→ **Exercise**
Once the data has been read, return all of it precisely as written.

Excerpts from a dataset
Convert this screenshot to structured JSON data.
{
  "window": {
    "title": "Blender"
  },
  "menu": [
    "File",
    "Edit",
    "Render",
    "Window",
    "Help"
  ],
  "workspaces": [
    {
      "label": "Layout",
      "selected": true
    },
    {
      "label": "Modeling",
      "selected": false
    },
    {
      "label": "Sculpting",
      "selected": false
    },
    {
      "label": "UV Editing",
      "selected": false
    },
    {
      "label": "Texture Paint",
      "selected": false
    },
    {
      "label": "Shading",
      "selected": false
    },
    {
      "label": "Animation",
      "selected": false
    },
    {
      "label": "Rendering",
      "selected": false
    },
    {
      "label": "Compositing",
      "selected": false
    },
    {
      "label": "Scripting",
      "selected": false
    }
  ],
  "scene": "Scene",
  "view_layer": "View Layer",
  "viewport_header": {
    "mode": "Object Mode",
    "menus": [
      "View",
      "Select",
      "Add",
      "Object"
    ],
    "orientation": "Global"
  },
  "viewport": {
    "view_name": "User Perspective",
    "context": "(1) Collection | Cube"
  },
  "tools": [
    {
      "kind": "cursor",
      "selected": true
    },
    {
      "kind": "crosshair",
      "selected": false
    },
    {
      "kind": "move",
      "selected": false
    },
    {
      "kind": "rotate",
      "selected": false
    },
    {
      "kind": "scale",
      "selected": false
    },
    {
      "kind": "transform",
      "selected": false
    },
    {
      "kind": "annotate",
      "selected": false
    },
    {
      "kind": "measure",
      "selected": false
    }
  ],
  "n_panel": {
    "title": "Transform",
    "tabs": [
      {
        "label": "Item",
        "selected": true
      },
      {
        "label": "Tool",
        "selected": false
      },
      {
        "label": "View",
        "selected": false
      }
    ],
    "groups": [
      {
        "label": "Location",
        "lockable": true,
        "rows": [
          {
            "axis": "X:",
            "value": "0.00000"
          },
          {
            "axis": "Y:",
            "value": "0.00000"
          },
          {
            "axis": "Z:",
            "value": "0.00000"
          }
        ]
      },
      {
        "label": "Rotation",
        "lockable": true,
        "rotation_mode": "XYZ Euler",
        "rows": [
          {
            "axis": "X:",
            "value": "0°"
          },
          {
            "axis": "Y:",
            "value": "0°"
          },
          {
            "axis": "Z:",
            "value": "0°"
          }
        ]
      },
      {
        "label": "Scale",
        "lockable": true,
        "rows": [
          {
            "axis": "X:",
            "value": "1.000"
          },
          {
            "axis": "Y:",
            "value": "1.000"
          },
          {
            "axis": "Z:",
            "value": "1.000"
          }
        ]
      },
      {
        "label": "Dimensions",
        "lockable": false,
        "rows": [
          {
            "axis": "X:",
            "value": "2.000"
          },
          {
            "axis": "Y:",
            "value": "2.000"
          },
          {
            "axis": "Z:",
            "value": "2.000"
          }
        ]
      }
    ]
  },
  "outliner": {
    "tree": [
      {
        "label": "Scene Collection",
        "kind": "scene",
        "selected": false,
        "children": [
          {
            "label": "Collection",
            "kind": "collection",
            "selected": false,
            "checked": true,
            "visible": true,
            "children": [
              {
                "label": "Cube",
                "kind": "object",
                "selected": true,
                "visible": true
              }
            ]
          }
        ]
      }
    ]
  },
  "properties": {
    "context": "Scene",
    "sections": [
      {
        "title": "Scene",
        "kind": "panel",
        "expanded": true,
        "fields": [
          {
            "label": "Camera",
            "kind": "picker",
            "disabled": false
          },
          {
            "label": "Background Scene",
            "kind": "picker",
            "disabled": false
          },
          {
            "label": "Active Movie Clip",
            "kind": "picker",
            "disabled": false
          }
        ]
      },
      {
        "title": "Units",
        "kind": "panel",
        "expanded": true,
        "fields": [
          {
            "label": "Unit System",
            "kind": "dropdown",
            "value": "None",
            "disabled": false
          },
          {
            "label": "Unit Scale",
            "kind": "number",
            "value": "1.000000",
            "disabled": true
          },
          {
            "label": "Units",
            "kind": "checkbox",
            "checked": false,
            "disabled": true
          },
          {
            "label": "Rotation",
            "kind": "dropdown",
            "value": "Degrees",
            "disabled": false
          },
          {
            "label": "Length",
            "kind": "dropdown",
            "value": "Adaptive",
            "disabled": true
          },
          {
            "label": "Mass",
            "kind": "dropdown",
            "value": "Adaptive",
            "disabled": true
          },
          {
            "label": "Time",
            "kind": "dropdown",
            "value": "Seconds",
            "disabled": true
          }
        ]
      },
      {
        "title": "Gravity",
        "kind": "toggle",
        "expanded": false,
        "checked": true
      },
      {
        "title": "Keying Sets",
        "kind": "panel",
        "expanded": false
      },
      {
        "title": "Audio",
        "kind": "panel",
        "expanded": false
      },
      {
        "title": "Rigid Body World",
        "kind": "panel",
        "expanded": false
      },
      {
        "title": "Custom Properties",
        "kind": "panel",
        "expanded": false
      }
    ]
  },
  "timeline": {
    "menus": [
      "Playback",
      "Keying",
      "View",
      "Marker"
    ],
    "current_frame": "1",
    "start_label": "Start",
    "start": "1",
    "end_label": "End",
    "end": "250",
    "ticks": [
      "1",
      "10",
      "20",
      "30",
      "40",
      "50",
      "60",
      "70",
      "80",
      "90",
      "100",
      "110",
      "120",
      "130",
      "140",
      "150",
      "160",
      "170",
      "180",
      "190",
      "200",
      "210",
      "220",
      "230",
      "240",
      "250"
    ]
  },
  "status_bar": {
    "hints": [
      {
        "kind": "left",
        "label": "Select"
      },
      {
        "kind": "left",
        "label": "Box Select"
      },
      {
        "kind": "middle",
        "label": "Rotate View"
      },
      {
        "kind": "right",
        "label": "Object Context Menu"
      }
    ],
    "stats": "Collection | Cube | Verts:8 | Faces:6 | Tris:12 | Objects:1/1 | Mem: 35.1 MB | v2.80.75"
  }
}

→ **Finished task**
Convert this screenshot to structured JSON data.
{
  "window": {
    "title": "Blender"
  },
  "menu": [
    "File",
    "Edit",
    "Render",
    "Window",
    "Help"
  ],
  "workspaces": [
    {
      "label": "Layout",
      "selected": true
    },
    {
      "label": "Modeling",
      "selected": false
    },
    {
      "label": "Sculpting",
      "selected": false
    },
    {
      "label": "UV Editing",
      "selected": false
    },
    {
      "label": "Texture Paint",
      "selected": false
    },
    {
      "label": "Shading",
      "selected": false
    },
    {
      "label": "Animation",
      "selected": false
    },
    {
      "label": "Rendering",
      "selected": false
    },
    {
      "label": "Compositing",
      "selected": false
    },
    {
      "label": "Scripting",
      "selected": false
    }
  ],
  "scene": "Scene",
  "view_layer": "View Layer",
  "viewport_header": {
    "mode": "Object Mode",
    "menus": [
      "View",
      "Select",
      "Add",
      "Object"
    ],
    "orientation": "Global"
  },
  "viewport": {
    "view_name": "User Perspective",
    "context": "(1) Collection | Cube"
  },
  "tools": [
    {
      "kind": "cursor",
      "selected": true
    },
    {
      "kind": "crosshair",
      "selected": false
    },
    {
      "kind": "move",
      "selected": false
    },
    {
      "kind": "rotate",
      "selected": false
    },
    {
      "kind": "scale",
      "selected": false
    },
    {
      "kind": "transform",
      "selected": false
    },
    {
      "kind": "annotate",
      "selected": false
    },
    {
      "kind": "measure",
      "selected": false
    }
  ],
  "n_panel": {
    "title": "Transform",
    "tabs": [
      {
        "label": "Item",
        "selected": true
      },
      {
        "label": "Tool",
        "selected": false
      },
      {
        "label": "View",
        "selected": false
      }
    ],
    "groups": [
      {
        "label": "Location",
        "lockable": true,
        "rows": [
          {
            "axis": "X:",
            "value": "0.00000"
          },
          {
            "axis": "Y:",
            "value": "0.00000"
          },
          {
            "axis": "Z:",
            "value": "0.00000"
          }
        ]
      },
      {
        "label": "Rotation",
        "lockable": true,
        "rotation_mode": "XYZ Euler",
        "rows": [
          {
            "axis": "X:",
            "value": "0°"
          },
          {
            "axis": "Y:",
            "value": "0°"
          },
          {
            "axis": "Z:",
            "value": "0°"
          }
        ]
      },
      {
        "label": "Scale",
        "lockable": true,
        "rows": [
          {
            "axis": "X:",
            "value": "1.000"
          },
          {
            "axis": "Y:",
            "value": "1.000"
          },
          {
            "axis": "Z:",
            "value": "1.000"
          }
        ]
      },
      {
        "label": "Dimensions",
        "lockable": false,
        "rows": [
          {
            "axis": "X:",
            "value": "2.000"
          },
          {
            "axis": "Y:",
            "value": "2.000"
          },
          {
            "axis": "Z:",
            "value": "2.000"
          }
        ]
      }
    ]
  },
  "outliner": {
    "tree": [
      {
        "label": "Scene Collection",
        "kind": "scene",
        "selected": false,
        "children": [
          {
            "label": "Collection",
            "kind": "collection",
            "selected": false,
            "checked": true,
            "visible": true,
            "children": [
              {
                "label": "Cube",
                "kind": "object",
                "selected": true,
                "visible": true
              }
            ]
          }
        ]
      }
    ]
  },
  "properties": {
    "context": "Scene",
    "sections": [
      {
        "title": "Scene",
        "kind": "panel",
        "expanded": true,
        "fields": [
          {
            "label": "Camera",
            "kind": "picker",
            "disabled": false
          },
          {
            "label": "Background Scene",
            "kind": "picker",
            "disabled": false
          },
          {
            "label": "Active Movie Clip",
            "kind": "picker",
            "disabled": false
          }
        ]
      },
      {
        "title": "Units",
        "kind": "panel",
        "expanded": true,
        "fields": [
          {
            "label": "Unit System",
            "kind": "dropdown",
            "value": "None",
            "disabled": false
          },
          {
            "label": "Unit Scale",
            "kind": "number",
            "value": "1.000000",
            "disabled": true
          },
          {
            "label": "Units",
            "kind": "checkbox",
            "checked": false,
            "disabled": true
          },
          {
            "label": "Rotation",
            "kind": "dropdown",
            "value": "Degrees",
            "disabled": false
          },
          {
            "label": "Length",
            "kind": "dropdown",
            "value": "Adaptive",
            "disabled": true
          },
          {
            "label": "Mass",
            "kind": "dropdown",
            "value": "Adaptive",
            "disabled": true
          },
          {
            "label": "Time",
            "kind": "dropdown",
            "value": "Seconds",
            "disabled": true
          }
        ]
      },
      {
        "title": "Gravity",
        "kind": "toggle",
        "expanded": false,
        "checked": true
      },
      {
        "title": "Keying Sets",
        "kind": "panel",
        "expanded": false
      },
      {
        "title": "Audio",
        "kind": "panel",
        "expanded": false
      },
      {
        "title": "Rigid Body World",
        "kind": "panel",
        "expanded": false
      },
      {
        "title": "Custom Properties",
        "kind": "panel",
        "expanded": false
      }
    ]
  },
  "timeline": {
    "menus": [
      "Playback",
      "Keying",
      "View",
      "Marker"
    ],
    "current_frame": "1",
    "start_label": "Start",
    "start": "1",
    "end_label": "End",
    "end": "250",
    "ticks": [
      "1",
      "10",
      "20",
      "30",
      "40",
      "50",
      "60",
      "70",
      "80",
      "90",
      "100",
      "110",
      "120",
      "130",
      "140",
      "150",
      "160",
      "170",
      "180",
      "190",
      "200",
      "210",
      "220",
      "230",
      "240",
      "250"
    ]
  },
  "status_bar": {
    "hints": [
      {
        "kind": "left",
        "label": "Select"
      },
      {
        "kind": "left",
        "label": "Box Select"
      },
      {
        "kind": "middle",
        "label": "Rotate View"
      },
      {
        "kind": "right",
        "label": "Object Context Menu"
      }
    ],
    "stats": "Collection | Cube | Verts:8 | Faces:6 | Tris:12 | Objects:1/1 | Mem: 35.1 MB | v2.80.75"
  }
}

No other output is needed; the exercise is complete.